Please provide a short description of the photo that includes: (1) the species name, (2) the location where the photo was taken, and (3) any other relevant information. Twelve winning photos will be selected by readers of Anole Annals from a set of 28 finalists chosen by the editors of Anole Annals.  The grand prize winning and runner-up photos will be chosen by a panel of anole photography experts. Deadline for submission is November 21, 2015.

Good luck, and we look forward to seeing your submissions!

Anole Photo Contest Is Back!

Lucas Bustamante-Enríquez’s Grand Prize-winning photo of A. chrysolepis from the 2013 contest (© Lucas M. Bustamante-Enríquez/TROPICAL HERPING)

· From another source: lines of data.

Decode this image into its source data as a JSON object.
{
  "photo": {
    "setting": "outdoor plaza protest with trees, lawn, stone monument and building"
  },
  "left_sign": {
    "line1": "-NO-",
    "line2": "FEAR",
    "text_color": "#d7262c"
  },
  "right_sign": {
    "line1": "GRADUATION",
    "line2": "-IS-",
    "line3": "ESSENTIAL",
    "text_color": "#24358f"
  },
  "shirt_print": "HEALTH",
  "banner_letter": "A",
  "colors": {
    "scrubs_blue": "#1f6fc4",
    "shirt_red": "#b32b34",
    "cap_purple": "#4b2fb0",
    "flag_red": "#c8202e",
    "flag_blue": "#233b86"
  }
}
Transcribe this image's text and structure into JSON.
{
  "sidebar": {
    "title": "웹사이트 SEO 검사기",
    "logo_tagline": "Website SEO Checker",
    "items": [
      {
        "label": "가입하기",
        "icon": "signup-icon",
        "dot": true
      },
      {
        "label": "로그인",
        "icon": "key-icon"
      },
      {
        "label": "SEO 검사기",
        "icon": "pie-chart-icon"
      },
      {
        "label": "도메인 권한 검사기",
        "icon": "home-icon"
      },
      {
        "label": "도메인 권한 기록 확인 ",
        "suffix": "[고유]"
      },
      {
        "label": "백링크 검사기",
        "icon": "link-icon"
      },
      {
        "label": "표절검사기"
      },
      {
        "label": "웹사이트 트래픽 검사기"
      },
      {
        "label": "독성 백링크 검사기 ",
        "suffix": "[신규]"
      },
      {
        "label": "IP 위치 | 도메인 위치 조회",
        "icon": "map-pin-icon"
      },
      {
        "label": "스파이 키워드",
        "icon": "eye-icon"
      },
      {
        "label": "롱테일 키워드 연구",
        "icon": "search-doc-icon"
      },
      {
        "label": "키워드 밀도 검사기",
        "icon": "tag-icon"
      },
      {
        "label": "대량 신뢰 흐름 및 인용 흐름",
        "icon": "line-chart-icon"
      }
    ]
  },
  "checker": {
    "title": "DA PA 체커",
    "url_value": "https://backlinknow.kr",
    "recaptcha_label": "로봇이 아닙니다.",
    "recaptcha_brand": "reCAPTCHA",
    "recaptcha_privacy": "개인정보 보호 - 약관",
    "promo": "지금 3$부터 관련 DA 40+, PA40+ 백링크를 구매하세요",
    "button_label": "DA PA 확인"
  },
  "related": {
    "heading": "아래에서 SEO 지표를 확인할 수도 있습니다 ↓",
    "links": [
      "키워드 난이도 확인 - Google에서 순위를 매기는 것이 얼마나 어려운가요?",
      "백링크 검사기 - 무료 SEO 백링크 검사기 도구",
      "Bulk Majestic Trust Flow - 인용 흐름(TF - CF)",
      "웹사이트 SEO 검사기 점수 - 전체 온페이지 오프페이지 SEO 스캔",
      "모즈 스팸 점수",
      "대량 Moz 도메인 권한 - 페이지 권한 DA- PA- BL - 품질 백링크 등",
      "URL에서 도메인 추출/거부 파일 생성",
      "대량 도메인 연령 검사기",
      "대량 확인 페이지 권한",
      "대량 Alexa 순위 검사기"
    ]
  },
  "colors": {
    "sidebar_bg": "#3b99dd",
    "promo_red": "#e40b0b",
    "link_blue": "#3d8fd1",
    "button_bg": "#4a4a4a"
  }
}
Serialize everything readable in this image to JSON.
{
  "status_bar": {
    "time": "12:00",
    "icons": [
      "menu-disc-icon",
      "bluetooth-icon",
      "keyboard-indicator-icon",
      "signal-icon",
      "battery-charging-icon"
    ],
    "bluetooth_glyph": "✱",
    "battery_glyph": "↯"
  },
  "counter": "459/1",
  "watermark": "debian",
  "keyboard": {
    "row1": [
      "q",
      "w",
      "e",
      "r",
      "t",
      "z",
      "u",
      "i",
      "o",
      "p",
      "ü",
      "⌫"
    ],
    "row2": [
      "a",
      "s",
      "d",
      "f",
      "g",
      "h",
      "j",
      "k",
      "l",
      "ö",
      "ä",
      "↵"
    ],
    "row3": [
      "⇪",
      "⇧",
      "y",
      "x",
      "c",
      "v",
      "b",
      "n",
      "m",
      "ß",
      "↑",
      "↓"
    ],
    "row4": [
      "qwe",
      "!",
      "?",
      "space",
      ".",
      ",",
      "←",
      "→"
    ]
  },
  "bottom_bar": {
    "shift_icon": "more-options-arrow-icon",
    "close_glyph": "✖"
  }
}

We know you’ve all been waiting, so here it is! Anole Annals is pleased to announce the return of the Anole Photo Contest, 2015 edition! We’re closing in on November, which means it’s time to gather the best anole photographs for our 2016 calendar. As with previous contests, the goal is to identify 12 winning photos. The grand prize winner will have his/her photo featured on the front cover of the 2016 Anole Annals calendar, second place winner will have his/her photo featured on the back cover, and they’ll  both win a free calendar! (Check out the 2013 and 2012 winners). We’re a bit late getting things going this year, so get your photos in as soon as you can!

The rules: submit your photos (as many as you’d like) as email attachments to anoleannals@gmail.com. To make sure that your submissions arrive, please send an accompanying email without any attachments to confirm that we’ve received them. Photos must be at least 150 dpi and print to a size of 11 x 17 inches. If you are unsure how to resize your images, the simplest thing to do is to submit the raw image files produced by your digital camera (or if you must, a high quality scan of a printed image).  If you elect to alter your own images, don’t forget that it’s always better to resize than to resample. Images with watermarks or other digital alterations that extend beyond color correction, sharpening and other basic editing will not be accepted. We are not going to deal with formal copyright law and ask only your permission to use your image for the calendar and related content on Anole Annals (more specifically, by submitting your photos, you are agreeing to allow us to use them in the calendar). We, in turn, agree that your images will never be used without attribution and that we will not profit financially from their use (nobody is going to make any money from the sale of these calendars because they’ll be available directly from the vendor).

Please provide a short description of the photo that includes: (1) the species name, (2) the location where the photo was taken, and (3) any other relevant information. Twelve winning photos will be selected by readers of Anole Annals from a set of 28 finalists chosen by the editors of Anole Annals.  The grand prize winning and runner-up photos will be chosen by a panel of anole photography experts. Deadline for submission is November 21, 2015.

Good luck, and we look forward to seeing your submissions!